- To absolve; assoil.
- A dialectal variant of sile.
- In plumbing, to paint (the ends of pipes about to be joined) by wiping (them) with soil. See soil, n., 4.
- n. The ground; the earth.
- n. Land; country; native land.
- n. A mixture of fine earthy material with more or less organic matter resulting from the growth and decomposition of vegetation on the surface of the ground, or from the decay of animal matter (manure) artificially supplied.
- n. In soldering, a mixture of size and lampblack applied around the parts to be joined to prevent the adhesion of melted solder.
- n. A marshy or wet place to which a hunted boar resorts for reruge; hence, a wet place, stream, or water sought for by other game, as deer.
- n. Any foul matter upon another substance; foulness.
- n. Stain; tarnish; spot; defilement or taint.
- n. Manure; compost. Compare night-soil.
- n. Same as syle.
- n. A dialectal variant of sill.
- n. A young coal fish.
from WordNet 3.0 Copyright 2006 by Princeton University. All rights reserved.
- n. material in the top layer of the surface of the earth in which plants can grow (especially with reference to its quality or use)
- n. the geographical area under the jurisdiction of a sovereign state
- v. make soiled, filthy, or dirty
- n. the part of the earth's surface consisting of humus and disintegrated rock
- n. the state of being covered with unclean things
It was quite clear that the plants as they died would _decay in very wet soil_, and so the conditions are very different from those we have just been studying where the plants _decay in soil that is only moist_.
When the disintegrated rock consists of quite large particles, the soil is called a _gravel soil_.
When soil is formed largely of clay we speak of it as a _heavy soil_.
The soil that is found resting on the rocks from which it was formed is known as _residual soil_.
The part of the soil which the water carried away to form the rich valley lands and deltas is known as _alluvial soil_.
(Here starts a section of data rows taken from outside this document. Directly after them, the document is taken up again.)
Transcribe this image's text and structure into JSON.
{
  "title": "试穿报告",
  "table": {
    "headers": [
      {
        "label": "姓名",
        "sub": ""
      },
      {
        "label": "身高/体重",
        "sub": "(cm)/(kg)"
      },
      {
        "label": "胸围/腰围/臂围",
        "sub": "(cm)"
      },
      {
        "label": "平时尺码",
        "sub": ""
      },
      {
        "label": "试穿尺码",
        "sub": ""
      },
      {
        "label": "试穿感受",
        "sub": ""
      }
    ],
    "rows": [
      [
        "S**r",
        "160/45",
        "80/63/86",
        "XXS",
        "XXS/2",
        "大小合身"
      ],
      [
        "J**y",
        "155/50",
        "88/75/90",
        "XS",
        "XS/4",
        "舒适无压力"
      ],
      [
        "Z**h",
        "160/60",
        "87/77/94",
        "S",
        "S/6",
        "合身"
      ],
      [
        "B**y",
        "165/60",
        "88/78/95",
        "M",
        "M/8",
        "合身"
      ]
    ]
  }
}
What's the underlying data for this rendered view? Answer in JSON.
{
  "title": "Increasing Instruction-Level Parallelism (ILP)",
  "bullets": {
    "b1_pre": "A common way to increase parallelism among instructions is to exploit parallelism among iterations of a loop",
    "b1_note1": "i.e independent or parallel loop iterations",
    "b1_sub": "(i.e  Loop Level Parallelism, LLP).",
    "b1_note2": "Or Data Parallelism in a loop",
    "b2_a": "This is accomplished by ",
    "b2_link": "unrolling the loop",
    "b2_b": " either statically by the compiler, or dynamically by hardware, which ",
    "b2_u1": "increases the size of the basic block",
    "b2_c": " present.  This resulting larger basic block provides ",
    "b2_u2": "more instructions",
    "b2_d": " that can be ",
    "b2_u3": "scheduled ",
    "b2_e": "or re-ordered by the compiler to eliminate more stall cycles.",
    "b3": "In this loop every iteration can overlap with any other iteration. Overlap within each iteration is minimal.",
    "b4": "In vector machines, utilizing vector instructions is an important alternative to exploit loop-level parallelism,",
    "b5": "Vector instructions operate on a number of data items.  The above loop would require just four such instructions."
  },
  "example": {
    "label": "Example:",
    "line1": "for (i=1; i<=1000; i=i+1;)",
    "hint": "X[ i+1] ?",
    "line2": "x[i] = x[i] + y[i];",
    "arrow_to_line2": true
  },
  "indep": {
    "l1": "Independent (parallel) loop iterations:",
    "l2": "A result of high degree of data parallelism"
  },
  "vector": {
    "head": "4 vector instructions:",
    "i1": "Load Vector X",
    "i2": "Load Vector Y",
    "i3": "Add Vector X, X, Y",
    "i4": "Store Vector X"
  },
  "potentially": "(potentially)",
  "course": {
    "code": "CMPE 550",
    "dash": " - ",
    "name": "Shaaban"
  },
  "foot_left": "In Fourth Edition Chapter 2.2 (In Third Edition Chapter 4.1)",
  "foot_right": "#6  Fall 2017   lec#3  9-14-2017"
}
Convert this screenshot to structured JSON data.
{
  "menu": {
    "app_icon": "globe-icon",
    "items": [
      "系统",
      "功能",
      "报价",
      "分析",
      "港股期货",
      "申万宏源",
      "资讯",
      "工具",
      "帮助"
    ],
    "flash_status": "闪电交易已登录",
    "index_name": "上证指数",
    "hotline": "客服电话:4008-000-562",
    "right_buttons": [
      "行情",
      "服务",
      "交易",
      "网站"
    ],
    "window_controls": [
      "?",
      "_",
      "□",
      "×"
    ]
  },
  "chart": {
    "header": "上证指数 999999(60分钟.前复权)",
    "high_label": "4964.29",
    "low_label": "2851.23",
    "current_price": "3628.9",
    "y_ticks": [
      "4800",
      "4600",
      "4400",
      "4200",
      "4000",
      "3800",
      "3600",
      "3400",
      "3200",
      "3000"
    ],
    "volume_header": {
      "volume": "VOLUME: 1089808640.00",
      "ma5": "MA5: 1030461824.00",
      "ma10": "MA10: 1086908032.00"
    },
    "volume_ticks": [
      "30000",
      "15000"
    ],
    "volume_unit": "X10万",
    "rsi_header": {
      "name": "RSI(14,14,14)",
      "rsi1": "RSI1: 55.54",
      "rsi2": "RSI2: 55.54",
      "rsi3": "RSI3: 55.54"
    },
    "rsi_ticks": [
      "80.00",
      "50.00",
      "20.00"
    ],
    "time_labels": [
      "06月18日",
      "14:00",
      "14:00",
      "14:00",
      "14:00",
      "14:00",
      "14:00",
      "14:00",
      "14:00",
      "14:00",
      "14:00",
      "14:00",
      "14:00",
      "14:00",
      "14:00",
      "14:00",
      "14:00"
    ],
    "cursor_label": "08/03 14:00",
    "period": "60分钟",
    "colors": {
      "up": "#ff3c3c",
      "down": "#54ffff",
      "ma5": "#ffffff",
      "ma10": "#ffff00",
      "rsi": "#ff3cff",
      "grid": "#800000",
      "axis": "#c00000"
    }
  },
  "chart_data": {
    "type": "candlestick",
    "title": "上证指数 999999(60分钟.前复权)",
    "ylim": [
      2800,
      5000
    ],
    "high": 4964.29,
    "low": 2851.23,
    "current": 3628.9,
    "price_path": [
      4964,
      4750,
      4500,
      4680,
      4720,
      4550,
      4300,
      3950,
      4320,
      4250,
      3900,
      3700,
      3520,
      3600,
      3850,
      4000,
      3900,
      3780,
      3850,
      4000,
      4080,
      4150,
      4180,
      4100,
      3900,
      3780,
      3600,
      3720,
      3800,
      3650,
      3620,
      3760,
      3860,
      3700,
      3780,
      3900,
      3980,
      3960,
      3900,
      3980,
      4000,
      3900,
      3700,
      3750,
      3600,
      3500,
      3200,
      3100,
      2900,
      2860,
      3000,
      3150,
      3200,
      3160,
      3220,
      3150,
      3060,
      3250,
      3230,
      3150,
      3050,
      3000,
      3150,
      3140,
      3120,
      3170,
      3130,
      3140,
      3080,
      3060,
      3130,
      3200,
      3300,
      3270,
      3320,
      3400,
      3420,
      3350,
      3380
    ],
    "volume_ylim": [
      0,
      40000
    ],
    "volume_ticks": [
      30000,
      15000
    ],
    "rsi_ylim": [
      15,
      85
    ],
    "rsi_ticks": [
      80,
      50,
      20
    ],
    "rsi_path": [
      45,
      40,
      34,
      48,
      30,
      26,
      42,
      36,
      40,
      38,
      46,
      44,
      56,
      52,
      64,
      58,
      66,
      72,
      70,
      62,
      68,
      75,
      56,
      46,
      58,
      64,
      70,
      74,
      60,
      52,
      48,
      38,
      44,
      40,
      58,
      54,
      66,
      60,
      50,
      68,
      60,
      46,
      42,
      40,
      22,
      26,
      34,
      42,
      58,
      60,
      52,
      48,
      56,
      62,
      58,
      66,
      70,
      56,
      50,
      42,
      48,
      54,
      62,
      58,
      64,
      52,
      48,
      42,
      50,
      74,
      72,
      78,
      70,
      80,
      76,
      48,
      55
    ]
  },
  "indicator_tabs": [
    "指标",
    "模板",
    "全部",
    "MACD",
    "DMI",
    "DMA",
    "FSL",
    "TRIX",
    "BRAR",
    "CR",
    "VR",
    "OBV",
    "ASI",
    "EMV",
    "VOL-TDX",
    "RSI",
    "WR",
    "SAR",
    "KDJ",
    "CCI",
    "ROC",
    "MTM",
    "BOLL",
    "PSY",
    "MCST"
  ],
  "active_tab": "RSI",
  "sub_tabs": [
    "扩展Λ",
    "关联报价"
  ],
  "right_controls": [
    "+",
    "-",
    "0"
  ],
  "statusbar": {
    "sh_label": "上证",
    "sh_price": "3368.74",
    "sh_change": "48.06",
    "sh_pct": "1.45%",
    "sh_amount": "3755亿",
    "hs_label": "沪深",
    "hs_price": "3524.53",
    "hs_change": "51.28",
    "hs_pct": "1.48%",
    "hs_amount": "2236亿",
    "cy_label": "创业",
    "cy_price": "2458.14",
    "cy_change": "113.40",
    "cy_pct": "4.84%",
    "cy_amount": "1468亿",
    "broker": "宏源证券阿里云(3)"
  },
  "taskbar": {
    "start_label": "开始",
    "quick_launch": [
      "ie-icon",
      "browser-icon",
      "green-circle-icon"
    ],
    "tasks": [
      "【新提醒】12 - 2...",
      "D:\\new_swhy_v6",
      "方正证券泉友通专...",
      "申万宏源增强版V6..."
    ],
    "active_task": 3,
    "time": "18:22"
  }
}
With this simple statement in view, we are quite prepared to consider the various conditions of soil, for the purpose of determining how far these will influence the future prospects of the crop, and we shall accordingly at once proceed to examine carefully into the _mechanical relations of the soil_.
The unit of soil classification is the _soil type_, which is a soil having agricultural unity, as determined by texture, chemical character, topography, and climate.
Never forget that the most sacred right in the world is the right to the soil which a man wishes to till himself, and the most sacred sacrifice is the blood which he spills for this soil_. [
Those guys will clear out all the lead and heavy metals in soil in a year or two … you have to burn them at harvest, but in a few years the soil is more or less pure.
The term soil organic matter (SOM) is used to describe the organic constituents in the soil (tissues from dead plants and animals, products produced as these decompose and the soil microbial biomass).